Kollmann said police were hired because the store was losing $5,000 to $7,000 a week in merchandise, which was reduced to $1,900 a week after several months with officers there. The store also experienced an increase in sales after 9 p.m.

But the Fred Meyer detail ended in early 2018, much to the guild’s surprise.

The guild learned that the city had unilaterally sought more money from Kroger, but the company rejected the increase and decided to hire Washington State Patrol troopers instead, according to an unfair labor complaint the guild filed.

“The city’s desire to engage in ‘profit-taking’ on the officers’ off-duty employment assignments has resulted in a loss of work and income opportunities,” the complaint reads.

Despite charging a $70-per-hour rate for its officers, City Manager Spence defended the need for an increase to cover expenses that were running closer to $80 per hour, he said. The city is accountable to taxpayers and needs to make sure it’s covering expenses, Spence said.

However, the city did agree to notify the guild when a third party expresses concerns about the cost of an off-duty detail. It was formalized in a memorandum of understanding between the guild and city in June.

Keeping up with growth

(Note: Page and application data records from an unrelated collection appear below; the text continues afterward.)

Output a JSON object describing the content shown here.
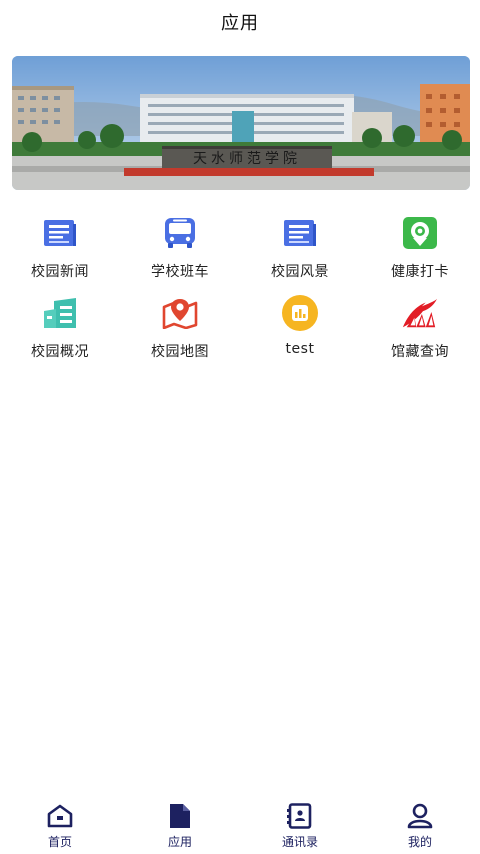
{
  "header": {
    "title": "应用"
  },
  "banner": {
    "sign_text": "天水师范学院"
  },
  "apps": [
    {
      "label": "校园新闻",
      "icon": "news-icon",
      "color": "#4a6fe3"
    },
    {
      "label": "学校班车",
      "icon": "bus-icon",
      "color": "#4a6fe3"
    },
    {
      "label": "校园风景",
      "icon": "scenery-icon",
      "color": "#4a6fe3"
    },
    {
      "label": "健康打卡",
      "icon": "health-checkin-icon",
      "color": "#3cb84a"
    },
    {
      "label": "校园概况",
      "icon": "building-icon",
      "color": "#3fbfae"
    },
    {
      "label": "校园地图",
      "icon": "map-pin-icon",
      "color": "#e0462f"
    },
    {
      "label": "test",
      "icon": "chart-badge-icon",
      "color": "#f6b521"
    },
    {
      "label": "馆藏查询",
      "icon": "library-icon",
      "color": "#e21d26"
    }
  ],
  "tabbar": {
    "accent": "#1d2160",
    "items": [
      {
        "label": "首页",
        "icon": "home-icon"
      },
      {
        "label": "应用",
        "icon": "apps-doc-icon"
      },
      {
        "label": "通讯录",
        "icon": "contacts-icon"
      },
      {
        "label": "我的",
        "icon": "profile-icon"
      }
    ]
  }
}
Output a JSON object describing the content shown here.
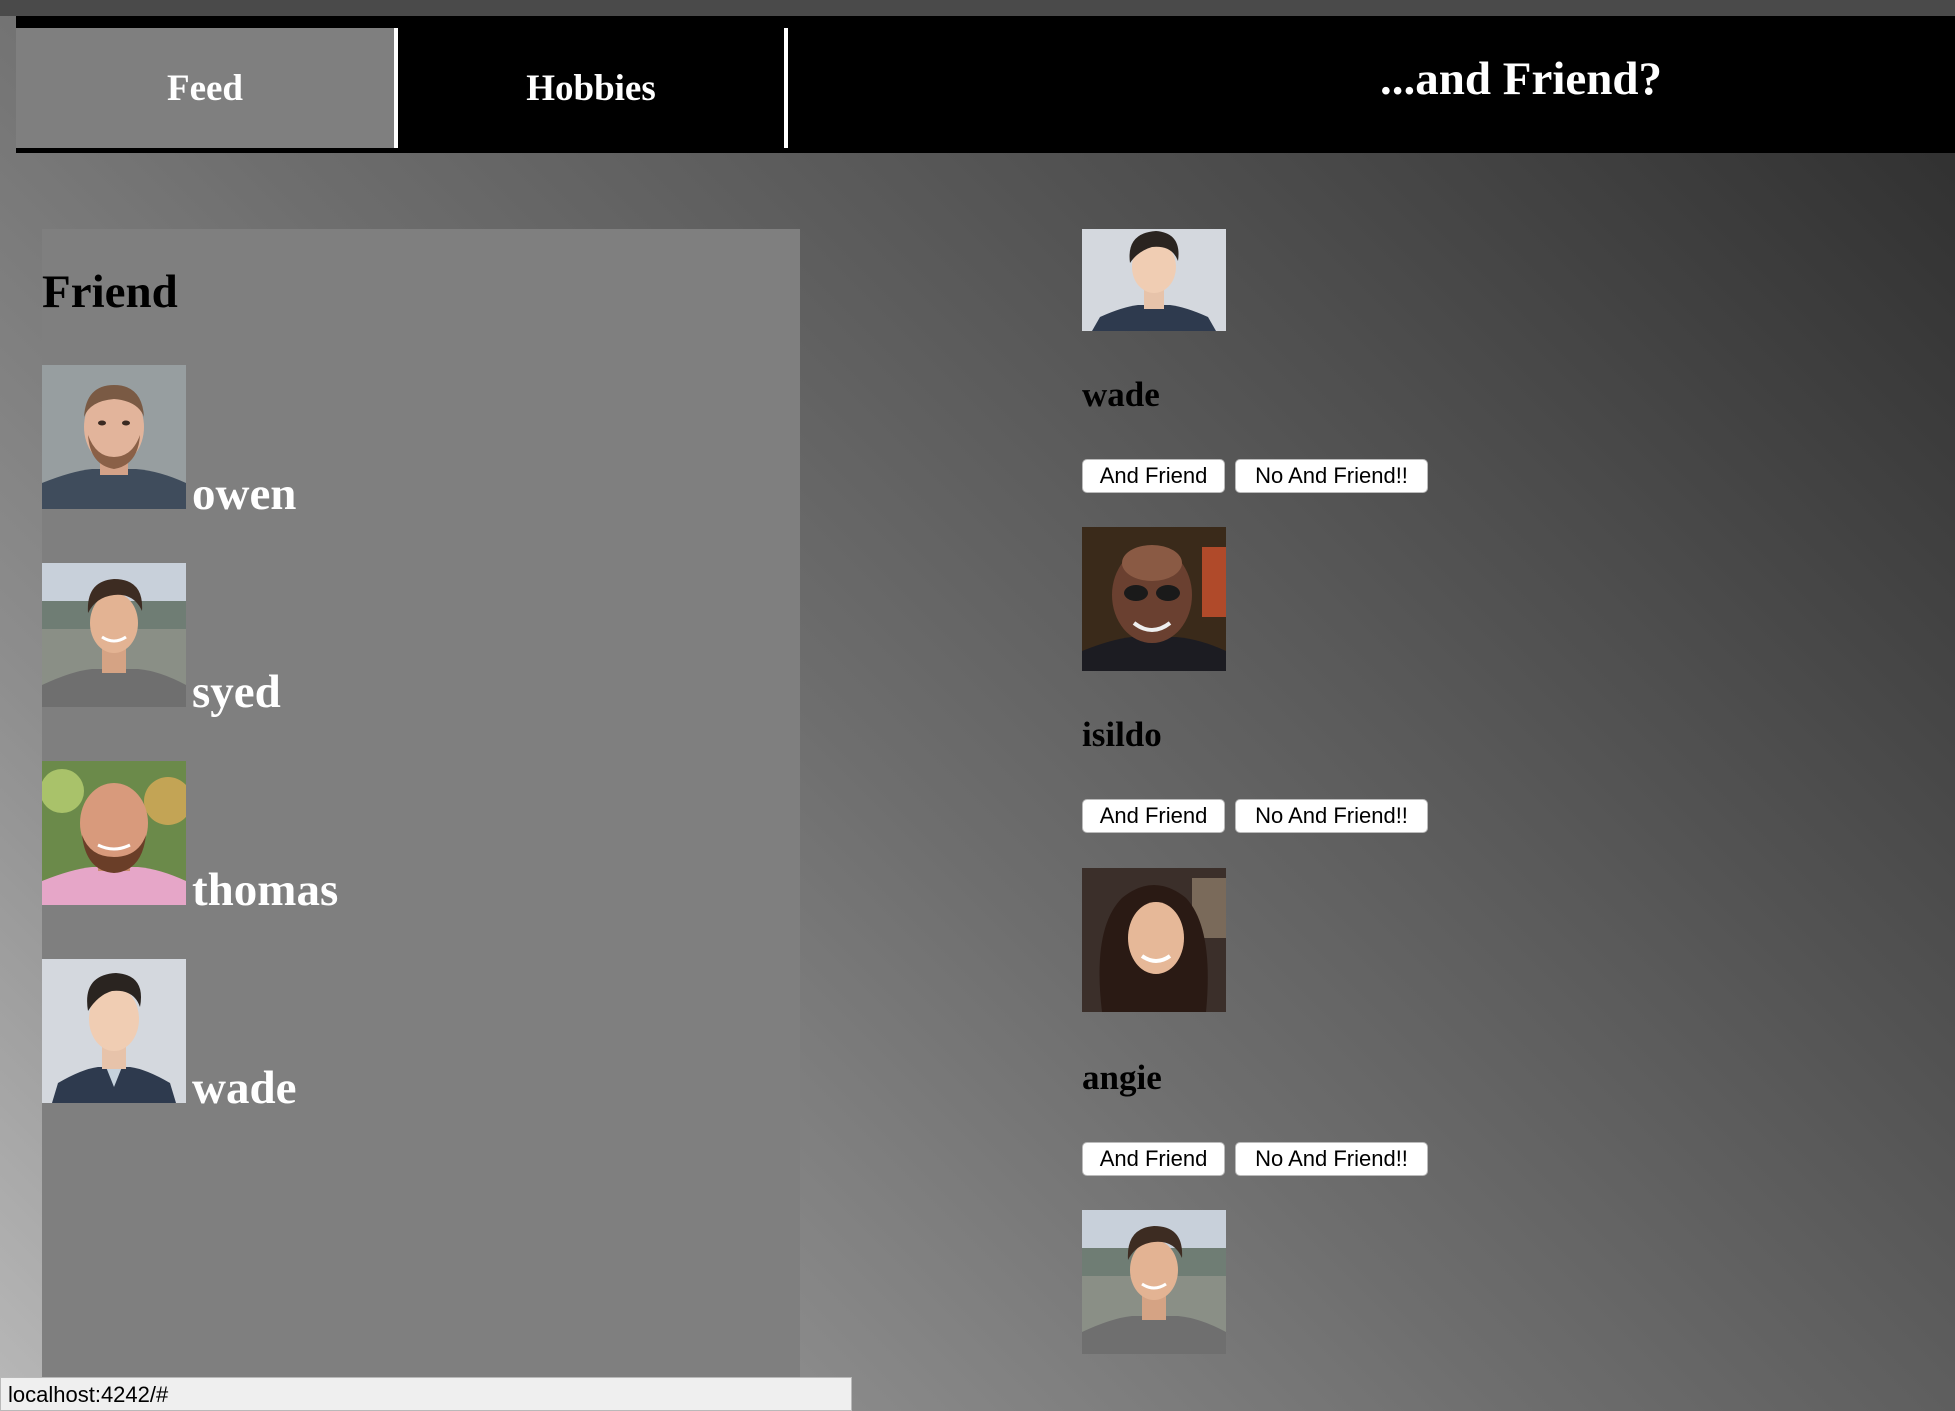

Kollmann said the guild sees a need for more officers as the city gets closer to 50,000 people, or grows its boundaries through annexation.

“Staffing hasn’t changed in years,” he said.

Chief Pierpoint said Lacey has 36 patrol officers. Olympia, a city of similar size, has 34, with seven more on the way, Olympia police spokesman Lower said.

But adding officers is easier said than done, Pierpoint said.

Pierpoint just hired a new officer, but with additional training requirements, it will take about six months for that new recruit to be ready. And there’s a lot of competition for those who want to be in law enforcement because departments throughout the state have openings, he said.

Spence said the needs of the department are evaluated every year during budget season. For 2018, the total safety budget was $12.4 million, or 21 percent of the city’s general fund budget.

The police department’s needs have to be balanced with other needs: parks, roads, and an organization to implement them, Spence said.

But Kollmann said more must be done for officers.

“If the department and city continue to ignore officer concerns, a no-confidence vote for the entire command staff may be called for,” he said.

Related stories from The Olympian